You know, if the aliens come, we should be promoting our highest artistic work. Not the Black Eyed Peas. It’s like introducing Martians to our cinematic history through “Santa Claus Conquers the Martians.” I mean, how hard would it have been to put on some John Cage for these folks? You wouldn’t even have had to broadcast anything!

nbcnews:

Listen to the first song from Mars

Hip-hop musician Will.i.am’s “Reach for the Stars” officially became the first song broadcast from Mars today, thanks to a signal beamed from NASA’s Curiosity rover.

“This is the first time that a song’s ever come from another planet,” Leland Melvin, NASA’s associate administrator for education and a former astronaut, told students at an educational event at the Jet Propulsion Laboratory in Pasadena, Calif.

Read the complete story. 

You know, if the aliens come, we should be promoting our highest artistic work. Not the Black Eyed Peas. It’s like introducing Martians to our cinematic history through “Santa Claus Conquers the Martians.” I mean, how hard would it have been to put on some John Cage for these folks? You wouldn’t even have had to broadcast anything!

(via nbcnews)

18:56 // 2 years ago
August 22, 2012

hypervocal:

Watch Curiosity land on Mars in full, glorious HD. 

There’s a little noise reduction, color balance and sharpening, but this is all Mars, baby. Now that the MARDI descent imager has sent home its full collection of 1600 by 1200 images, NASA could piece together a video of the landing. Missing frames were interpolated using thumbnail data.

MORE MARS:
• 7 Years in 7 Minutes: NASA Engineer Takes Us Inside the Landing
• Obama Mentions ‘Mohawk Guy’ on NASA Call, Gets Mohawk
• Watch Ecstatic NASA Engineers Celebrate as Curiosity Lands

High-resolution Mars will be the coolest thing you’ll see today.

10:41 // 2 years ago
August 7, 2012
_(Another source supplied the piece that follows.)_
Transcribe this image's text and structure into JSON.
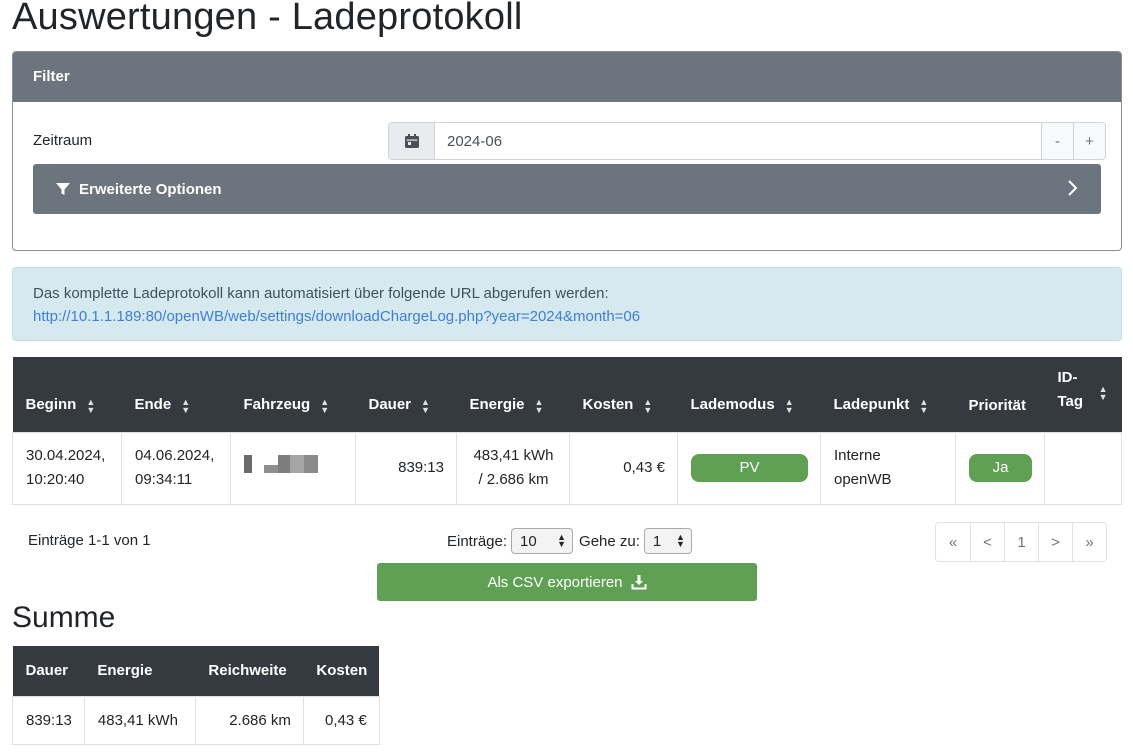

What the descent was like: Here’s a clip of the Curiosity Rover on its final descent to Mars. It’s a big of a sneak-peek — the hi-res stuff won’t come until later, but the low-res stuff should appease you dudes for now.

10:15 // 2 years ago